**What you should do**. Reproduce the listing below as it stands. Leave out each image.

*** Begin section ***

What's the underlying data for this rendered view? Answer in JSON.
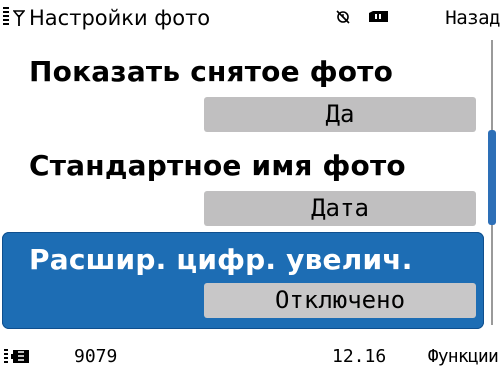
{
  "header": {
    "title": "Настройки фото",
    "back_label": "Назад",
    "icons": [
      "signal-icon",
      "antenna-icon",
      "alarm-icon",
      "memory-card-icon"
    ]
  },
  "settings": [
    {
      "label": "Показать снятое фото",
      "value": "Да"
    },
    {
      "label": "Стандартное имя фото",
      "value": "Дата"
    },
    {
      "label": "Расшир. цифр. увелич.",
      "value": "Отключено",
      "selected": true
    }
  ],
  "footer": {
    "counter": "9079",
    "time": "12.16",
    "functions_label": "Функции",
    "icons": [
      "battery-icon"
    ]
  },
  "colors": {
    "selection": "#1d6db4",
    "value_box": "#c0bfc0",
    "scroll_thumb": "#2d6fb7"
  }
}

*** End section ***

**Exercise solution**.
What's the underlying data for this rendered view? Answer in JSON.
{
  "header": {
    "title": "Настройки фото",
    "back_label": "Назад",
    "icons": [
      "signal-icon",
      "antenna-icon",
      "alarm-icon",
      "memory-card-icon"
    ]
  },
  "settings": [
    {
      "label": "Показать снятое фото",
      "value": "Да"
    },
    {
      "label": "Стандартное имя фото",
      "value": "Дата"
    },
    {
      "label": "Расшир. цифр. увелич.",
      "value": "Отключено",
      "selected": true
    }
  ],
  "footer": {
    "counter": "9079",
    "time": "12.16",
    "functions_label": "Функции",
    "icons": [
      "battery-icon"
    ]
  },
  "colors": {
    "selection": "#1d6db4",
    "value_box": "#c0bfc0",
    "scroll_thumb": "#2d6fb7"
  }
}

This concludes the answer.